The porters, we had two per person, fueled by a mouth full of Coca leaves were already carrying our tents, sleeping bags, a propane stove, dinner tent, dining table, chairs, and more kitchen utensils then even Martha Stewart could make use of to support 30 people over 4 days. Supposedly, it was good food but I wasn’t in an eating mood for most of the trip, so I’ll just take their word for it. I wasn’t the only one suffering from the affect of the Inca’s revenge. By the last day of the hike, the porters were carrying most of our day packs too. If the situation got any worse, they were going to be carrying me. And to their credit, they probably would have.
As luck would have it, the drugs kicked in just as I was climbed the last of the 2000 stairs to the ruins of Machu Pichu. There below me was what I came to see; lots of stacked rocks at the top of a Mountain. Unlike Cusco, where they had to haul the multi ton rocks a distance that I wouldn’t carry a bag of marbles, the builders here took off the top of the mountain and built with the debris. No one exactly knows who did the work, why they did it or where they went when they were done. This lack of history allows for a wide variation of beliefs that are overheard as you come within earshot of the other tour groups. Some say it is a royal resting place on the way to somewhere else. Because only the remains of women were found on the site, some believe it was a tribe of sequestered holy women. There are also those that believe a race of interplanetary travelers built it. Me, I like the theory that it was created by interplanetary travelers. Whatever you believe, even after a day dealing with the bus loads of tourists and school children trampling all over it and the piles of llama turds (always noticed a second too late); this place is pretty cool. Two thumbs up.

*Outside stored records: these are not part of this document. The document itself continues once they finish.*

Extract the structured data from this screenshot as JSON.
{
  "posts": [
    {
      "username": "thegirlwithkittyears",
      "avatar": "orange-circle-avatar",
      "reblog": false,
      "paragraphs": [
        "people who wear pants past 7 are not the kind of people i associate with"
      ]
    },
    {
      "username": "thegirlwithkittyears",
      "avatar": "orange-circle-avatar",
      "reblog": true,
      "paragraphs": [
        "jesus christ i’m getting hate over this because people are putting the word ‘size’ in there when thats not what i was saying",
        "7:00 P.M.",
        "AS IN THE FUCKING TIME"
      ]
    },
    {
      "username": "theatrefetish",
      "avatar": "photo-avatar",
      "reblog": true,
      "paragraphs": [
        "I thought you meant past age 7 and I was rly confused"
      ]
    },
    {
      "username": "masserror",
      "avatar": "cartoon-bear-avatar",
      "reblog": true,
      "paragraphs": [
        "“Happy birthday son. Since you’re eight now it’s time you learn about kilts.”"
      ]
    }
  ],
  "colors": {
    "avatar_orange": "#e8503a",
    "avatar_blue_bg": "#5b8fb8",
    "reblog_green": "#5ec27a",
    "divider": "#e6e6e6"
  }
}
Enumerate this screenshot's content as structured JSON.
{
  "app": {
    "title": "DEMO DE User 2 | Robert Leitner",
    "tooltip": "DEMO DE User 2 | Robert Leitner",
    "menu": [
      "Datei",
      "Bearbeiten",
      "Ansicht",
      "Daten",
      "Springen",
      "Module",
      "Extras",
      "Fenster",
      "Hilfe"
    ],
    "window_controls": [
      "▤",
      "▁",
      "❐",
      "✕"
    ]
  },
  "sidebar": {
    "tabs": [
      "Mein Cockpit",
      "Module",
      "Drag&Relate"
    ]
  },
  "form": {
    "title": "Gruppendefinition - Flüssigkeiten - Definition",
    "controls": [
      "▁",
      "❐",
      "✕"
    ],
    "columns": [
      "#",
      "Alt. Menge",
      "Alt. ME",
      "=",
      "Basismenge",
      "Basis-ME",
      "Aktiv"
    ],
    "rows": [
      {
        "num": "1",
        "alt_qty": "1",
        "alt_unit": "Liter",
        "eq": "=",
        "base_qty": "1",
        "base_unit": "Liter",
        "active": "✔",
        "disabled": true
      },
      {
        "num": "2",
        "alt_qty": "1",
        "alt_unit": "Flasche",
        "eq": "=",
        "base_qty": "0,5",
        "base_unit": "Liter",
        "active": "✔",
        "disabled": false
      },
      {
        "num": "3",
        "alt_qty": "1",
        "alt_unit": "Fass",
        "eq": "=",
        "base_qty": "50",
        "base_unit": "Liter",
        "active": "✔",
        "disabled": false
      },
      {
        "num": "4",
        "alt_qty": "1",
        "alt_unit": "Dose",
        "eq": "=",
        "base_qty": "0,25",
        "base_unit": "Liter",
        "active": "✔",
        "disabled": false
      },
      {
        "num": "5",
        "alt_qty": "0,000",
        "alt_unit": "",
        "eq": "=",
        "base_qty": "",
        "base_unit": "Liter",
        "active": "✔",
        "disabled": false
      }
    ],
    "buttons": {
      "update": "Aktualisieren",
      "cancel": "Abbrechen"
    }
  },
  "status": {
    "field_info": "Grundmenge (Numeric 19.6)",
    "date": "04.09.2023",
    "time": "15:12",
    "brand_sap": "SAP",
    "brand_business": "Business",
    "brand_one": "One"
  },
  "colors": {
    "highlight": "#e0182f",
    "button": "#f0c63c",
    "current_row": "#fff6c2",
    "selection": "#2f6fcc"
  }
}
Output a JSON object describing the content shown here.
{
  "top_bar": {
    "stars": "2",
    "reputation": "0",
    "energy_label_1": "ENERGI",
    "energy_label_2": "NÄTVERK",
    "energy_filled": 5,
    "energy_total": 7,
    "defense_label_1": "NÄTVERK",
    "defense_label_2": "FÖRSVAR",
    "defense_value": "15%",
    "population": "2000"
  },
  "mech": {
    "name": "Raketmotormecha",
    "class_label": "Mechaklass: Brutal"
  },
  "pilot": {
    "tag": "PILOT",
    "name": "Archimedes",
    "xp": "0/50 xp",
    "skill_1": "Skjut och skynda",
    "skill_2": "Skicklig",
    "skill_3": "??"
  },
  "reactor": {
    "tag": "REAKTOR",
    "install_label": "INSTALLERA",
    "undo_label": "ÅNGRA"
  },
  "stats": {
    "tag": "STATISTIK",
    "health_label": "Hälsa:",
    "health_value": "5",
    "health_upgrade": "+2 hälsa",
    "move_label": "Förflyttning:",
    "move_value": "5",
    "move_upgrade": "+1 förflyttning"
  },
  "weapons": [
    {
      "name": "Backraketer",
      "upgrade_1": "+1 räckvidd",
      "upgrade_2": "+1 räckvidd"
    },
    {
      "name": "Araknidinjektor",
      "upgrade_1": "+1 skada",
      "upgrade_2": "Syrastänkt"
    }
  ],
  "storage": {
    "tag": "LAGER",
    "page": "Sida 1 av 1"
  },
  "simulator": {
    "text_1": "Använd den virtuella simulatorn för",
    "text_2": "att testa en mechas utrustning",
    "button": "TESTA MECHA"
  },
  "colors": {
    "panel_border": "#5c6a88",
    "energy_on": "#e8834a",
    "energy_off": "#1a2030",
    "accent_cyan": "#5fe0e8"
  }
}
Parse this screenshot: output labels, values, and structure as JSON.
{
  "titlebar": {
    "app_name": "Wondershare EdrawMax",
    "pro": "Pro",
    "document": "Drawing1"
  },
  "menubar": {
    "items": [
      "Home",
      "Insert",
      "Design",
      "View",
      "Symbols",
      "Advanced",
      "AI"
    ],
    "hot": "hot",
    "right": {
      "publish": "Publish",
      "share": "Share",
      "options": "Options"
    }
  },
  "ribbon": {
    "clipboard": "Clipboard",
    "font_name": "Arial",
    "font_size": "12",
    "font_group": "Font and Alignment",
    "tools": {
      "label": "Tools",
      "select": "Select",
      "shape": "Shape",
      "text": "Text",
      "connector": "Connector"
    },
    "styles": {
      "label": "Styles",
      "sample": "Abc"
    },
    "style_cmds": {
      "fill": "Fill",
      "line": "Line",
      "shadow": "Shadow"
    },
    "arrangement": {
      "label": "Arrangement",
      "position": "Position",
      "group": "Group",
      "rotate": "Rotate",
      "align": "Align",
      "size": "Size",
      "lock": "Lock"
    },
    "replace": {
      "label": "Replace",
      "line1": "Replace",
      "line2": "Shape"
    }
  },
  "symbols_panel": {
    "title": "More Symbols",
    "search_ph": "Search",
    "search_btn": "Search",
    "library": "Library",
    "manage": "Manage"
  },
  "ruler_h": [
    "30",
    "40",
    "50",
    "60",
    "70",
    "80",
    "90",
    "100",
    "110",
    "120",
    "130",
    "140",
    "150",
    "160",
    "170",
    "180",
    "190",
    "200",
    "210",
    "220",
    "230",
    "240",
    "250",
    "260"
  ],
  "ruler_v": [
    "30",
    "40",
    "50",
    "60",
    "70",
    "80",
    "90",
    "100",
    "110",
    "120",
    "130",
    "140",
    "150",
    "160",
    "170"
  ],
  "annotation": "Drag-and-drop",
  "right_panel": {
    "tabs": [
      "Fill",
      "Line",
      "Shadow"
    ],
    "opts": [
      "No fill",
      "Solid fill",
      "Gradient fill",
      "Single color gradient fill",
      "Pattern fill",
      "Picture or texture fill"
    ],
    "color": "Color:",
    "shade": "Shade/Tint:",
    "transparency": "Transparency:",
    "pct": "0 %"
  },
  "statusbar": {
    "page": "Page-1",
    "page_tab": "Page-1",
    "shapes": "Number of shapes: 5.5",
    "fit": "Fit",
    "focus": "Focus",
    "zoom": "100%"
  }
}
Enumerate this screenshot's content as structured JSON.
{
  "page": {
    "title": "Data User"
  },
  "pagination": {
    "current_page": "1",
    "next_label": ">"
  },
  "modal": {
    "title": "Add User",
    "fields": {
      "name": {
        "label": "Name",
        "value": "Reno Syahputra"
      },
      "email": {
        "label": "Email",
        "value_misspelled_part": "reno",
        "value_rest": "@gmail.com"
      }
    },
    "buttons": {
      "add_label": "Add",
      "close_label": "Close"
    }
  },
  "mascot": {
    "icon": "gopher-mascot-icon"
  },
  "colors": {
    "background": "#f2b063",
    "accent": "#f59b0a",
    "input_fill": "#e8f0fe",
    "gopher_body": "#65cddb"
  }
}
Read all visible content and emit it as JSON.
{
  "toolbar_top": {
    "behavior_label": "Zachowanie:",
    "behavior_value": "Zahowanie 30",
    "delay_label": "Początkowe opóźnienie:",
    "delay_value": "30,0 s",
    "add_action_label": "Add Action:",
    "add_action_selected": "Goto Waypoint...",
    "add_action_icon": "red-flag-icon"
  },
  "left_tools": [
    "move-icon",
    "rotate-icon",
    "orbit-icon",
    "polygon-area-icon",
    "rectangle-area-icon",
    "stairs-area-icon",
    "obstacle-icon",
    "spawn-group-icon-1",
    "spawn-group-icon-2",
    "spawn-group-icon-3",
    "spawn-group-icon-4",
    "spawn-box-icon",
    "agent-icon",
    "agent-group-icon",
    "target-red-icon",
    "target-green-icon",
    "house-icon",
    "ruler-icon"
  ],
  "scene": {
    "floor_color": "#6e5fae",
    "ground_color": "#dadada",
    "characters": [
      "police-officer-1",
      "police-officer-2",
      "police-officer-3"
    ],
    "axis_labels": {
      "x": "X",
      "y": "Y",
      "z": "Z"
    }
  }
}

 We all know who invented that.
 Note the 90’s type of guy thinking
 Obviously, Pizarro had to be wearing really good classes to pull this off.
 Industrial strength Imodium guaranteed to lock you up. Don’t leave America without it.
 And no, I didn’t count. They picked that number because they know no one will really check.
 I am thinking that they should start the search somewhere flat with no rocks.